Elin Johnsson, 27, from Stockholm, came to New York in 2010 to attend Berkeley College in New York and recently received her Master’s degree in Media Management from The New School.
Elin is currently living with her little sister in New York’s Upper East Side and excited to start her new career here in the U.S.
Our interviews are sparsely edited to keep the authenticity of everyone’s story.
When was the first time you knew you wanted to study in the U.S.?
I and my best friend had worked hard and saved up money for a big vacation. We decided to rent an apartment in West Village, New York for one month to explore a new city, but mostly because I had never been to New York. It was love at first sight, fashion, people, history, nightlife, food etc. and we both decided that we wanted to apply for College in the city to start a new venture. I actually never had a plan to study abroad because I always had a hard time learning English in school, and I can honestly not say what changed my mind to start an education in English but I remember that I didn’t want my English barrier to stop me from doing something I really wanted, and I always liked to challenge myself.
What was the first step you took to realizing your American dream?
I researched different colleges, contacted them, compared tuitions and scholarships, reviews, locations etc. I also got in touch with KILROY in Stockholm and they helped me to find the right college for me and they guided me through the whole application process and helped me to apply for a student visa.
I simply fell in love with the city and it felt right. I could never, for example, had studied in LA because I love the different seasons, when it switches from Winter/Spring, Summer/Fall, I could not have lived without it.
Tell us about the process of getting your student visa?
It is a long process that takes time and effort, and being organized and informed is a must. As mentioned, I got assistance from KILROY in Stockholm to apply for my student visa and I highly recommend their service.
How do your days look like at the university?

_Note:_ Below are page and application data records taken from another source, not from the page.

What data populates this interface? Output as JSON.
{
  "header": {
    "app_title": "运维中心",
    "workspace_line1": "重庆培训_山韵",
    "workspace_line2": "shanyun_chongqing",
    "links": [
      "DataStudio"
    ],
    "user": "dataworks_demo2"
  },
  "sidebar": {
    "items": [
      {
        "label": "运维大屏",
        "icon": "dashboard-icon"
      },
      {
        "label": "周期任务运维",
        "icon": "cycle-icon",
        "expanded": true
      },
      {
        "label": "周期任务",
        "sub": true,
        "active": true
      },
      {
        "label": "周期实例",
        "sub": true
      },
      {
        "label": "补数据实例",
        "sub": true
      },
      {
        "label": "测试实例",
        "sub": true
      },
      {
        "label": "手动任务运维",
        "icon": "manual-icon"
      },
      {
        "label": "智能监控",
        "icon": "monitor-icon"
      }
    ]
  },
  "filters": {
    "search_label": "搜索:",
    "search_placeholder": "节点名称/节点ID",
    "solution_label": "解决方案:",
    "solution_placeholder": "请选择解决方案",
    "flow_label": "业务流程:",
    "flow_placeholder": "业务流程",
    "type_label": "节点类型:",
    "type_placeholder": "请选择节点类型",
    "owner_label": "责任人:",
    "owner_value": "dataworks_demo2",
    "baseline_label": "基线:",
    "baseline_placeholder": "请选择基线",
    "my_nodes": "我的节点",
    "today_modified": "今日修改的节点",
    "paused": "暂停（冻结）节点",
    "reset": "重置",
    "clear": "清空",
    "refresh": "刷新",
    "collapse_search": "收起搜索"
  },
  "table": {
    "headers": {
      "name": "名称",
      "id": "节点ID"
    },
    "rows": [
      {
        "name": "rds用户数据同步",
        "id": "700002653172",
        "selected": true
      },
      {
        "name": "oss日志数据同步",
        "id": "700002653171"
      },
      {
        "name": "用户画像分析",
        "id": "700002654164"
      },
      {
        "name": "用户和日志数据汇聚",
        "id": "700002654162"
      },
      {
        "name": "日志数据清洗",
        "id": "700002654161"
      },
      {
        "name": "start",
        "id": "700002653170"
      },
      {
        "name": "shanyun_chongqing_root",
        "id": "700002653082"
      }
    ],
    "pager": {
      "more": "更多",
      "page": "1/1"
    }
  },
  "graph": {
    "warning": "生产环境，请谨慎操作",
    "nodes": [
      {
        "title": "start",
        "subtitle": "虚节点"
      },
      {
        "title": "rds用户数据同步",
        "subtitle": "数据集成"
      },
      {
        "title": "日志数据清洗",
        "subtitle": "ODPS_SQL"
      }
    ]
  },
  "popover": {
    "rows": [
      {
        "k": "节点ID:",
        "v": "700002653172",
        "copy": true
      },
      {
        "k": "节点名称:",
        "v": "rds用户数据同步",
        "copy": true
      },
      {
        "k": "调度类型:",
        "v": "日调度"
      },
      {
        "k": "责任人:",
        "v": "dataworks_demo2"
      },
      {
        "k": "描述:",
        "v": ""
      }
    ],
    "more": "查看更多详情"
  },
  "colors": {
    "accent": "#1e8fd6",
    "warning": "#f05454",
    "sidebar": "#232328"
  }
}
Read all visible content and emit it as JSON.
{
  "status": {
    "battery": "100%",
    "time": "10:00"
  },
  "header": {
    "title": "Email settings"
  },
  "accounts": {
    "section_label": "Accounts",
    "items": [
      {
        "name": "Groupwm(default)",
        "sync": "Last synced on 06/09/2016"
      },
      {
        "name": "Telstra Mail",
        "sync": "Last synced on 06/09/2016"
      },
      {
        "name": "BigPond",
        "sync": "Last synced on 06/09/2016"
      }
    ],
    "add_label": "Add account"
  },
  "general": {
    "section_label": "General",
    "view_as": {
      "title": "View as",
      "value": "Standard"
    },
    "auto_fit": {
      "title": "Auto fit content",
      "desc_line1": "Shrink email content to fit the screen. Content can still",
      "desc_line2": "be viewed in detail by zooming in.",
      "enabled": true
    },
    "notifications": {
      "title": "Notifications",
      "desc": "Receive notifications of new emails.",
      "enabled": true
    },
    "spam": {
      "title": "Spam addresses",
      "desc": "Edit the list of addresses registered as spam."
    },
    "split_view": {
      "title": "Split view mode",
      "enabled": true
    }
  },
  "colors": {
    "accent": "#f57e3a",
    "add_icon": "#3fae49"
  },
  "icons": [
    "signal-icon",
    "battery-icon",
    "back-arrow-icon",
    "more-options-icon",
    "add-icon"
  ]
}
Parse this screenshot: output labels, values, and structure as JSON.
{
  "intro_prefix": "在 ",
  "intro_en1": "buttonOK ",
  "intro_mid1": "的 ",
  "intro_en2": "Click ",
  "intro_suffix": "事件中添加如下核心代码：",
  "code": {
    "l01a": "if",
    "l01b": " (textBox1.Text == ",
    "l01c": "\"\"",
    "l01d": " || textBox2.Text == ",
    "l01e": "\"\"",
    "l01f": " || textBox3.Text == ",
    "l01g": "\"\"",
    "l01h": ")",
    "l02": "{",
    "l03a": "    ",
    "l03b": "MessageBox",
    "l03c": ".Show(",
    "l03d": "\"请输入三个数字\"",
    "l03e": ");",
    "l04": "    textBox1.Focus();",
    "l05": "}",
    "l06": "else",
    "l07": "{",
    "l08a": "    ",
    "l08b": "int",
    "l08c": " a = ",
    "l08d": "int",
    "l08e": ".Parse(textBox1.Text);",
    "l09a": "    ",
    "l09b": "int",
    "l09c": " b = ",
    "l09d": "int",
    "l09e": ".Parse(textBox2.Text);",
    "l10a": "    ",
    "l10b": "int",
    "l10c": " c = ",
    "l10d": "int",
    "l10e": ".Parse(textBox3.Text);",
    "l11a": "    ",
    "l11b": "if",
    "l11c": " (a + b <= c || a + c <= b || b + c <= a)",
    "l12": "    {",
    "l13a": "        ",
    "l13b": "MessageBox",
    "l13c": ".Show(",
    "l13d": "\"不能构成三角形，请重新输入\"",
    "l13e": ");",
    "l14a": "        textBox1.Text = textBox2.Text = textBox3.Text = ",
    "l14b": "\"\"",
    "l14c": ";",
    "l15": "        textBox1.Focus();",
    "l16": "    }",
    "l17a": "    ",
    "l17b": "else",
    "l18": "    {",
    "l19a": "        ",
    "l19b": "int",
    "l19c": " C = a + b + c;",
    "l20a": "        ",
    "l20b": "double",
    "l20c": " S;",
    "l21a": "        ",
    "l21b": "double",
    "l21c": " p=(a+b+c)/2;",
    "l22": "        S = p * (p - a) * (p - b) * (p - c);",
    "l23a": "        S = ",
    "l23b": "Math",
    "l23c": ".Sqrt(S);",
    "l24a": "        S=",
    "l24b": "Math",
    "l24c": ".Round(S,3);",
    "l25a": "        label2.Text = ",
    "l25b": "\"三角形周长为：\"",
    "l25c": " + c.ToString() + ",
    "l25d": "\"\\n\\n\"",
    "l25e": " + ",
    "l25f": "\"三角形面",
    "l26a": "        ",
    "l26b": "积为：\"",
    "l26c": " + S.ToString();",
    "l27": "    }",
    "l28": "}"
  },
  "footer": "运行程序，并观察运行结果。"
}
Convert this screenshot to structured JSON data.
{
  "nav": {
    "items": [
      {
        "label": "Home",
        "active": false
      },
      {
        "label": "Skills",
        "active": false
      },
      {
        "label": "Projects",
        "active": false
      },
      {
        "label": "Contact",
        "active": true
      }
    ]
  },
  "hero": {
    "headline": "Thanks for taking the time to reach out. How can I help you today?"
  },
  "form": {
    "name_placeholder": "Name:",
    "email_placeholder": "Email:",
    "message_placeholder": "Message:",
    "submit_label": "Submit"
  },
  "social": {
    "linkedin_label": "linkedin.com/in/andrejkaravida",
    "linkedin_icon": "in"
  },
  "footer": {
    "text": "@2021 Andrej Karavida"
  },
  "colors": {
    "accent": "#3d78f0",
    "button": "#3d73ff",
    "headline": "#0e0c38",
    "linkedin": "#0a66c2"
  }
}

I just graduated this May from The New School with a Master Degree in Media Management and I am currently seeking a job in the field I studied. A normal day at the university would start with working at the Alumni department at the New School where I worked as a student worker assisting the Alumni department. I usually started at 9 am and worked until 5 pm, and my tasks varied from answering questions from recent graduates regarding their alumni benefits, guidance, access to the university etc. to managing social media sites, email accounts, designing posters, planning events, attending events and more. I had my classes during the evening, but only 3 times a week. The other 2 days a week and weekends were mostly dedicated to studying, but I also managed my time to take a break and have fun with friends.
The New School
How did you find housing?
It is very hard as an international person to find housing in New York. Landlords want security and usually ask for multiple security deposits from international people in order to rent an apartment. I contacted a real estate broker who helped me to find a place on the Upper East Side and I “only” had to pay two security deposits (one is mandatory).
What’s the best thing about living in New York?
The people and the culture. Chivalry is not dead here, people are polite, saying sorry, please and thank you. Also, it feels like nothing is impossible here.
Which are your favorite places in NY?
Union Square, because it is the first area I explored when I first came here and because it is where I went to school. I spent a lot of time around Union Square and I have so many memories.
What do you want to do in the future?
I want to stay and work in the US for now, but I am not sure about the future because I have my family in Sweden and I love Sweden. The ideal situation would be a combination of living in both Sweden and US.
What’s the biggest difference between Sweden and USA?
Again, the people and that chivalry is not dead. People say hi, are polite holding doors and wishing you a great day at the grocery store. Also, people go to dates here! I had honestly never been on a date before I came to the US, and I still remember how strange and how uncomfortable I thought it was, in the beginning, to go out and have dinner with a guy I barely knew.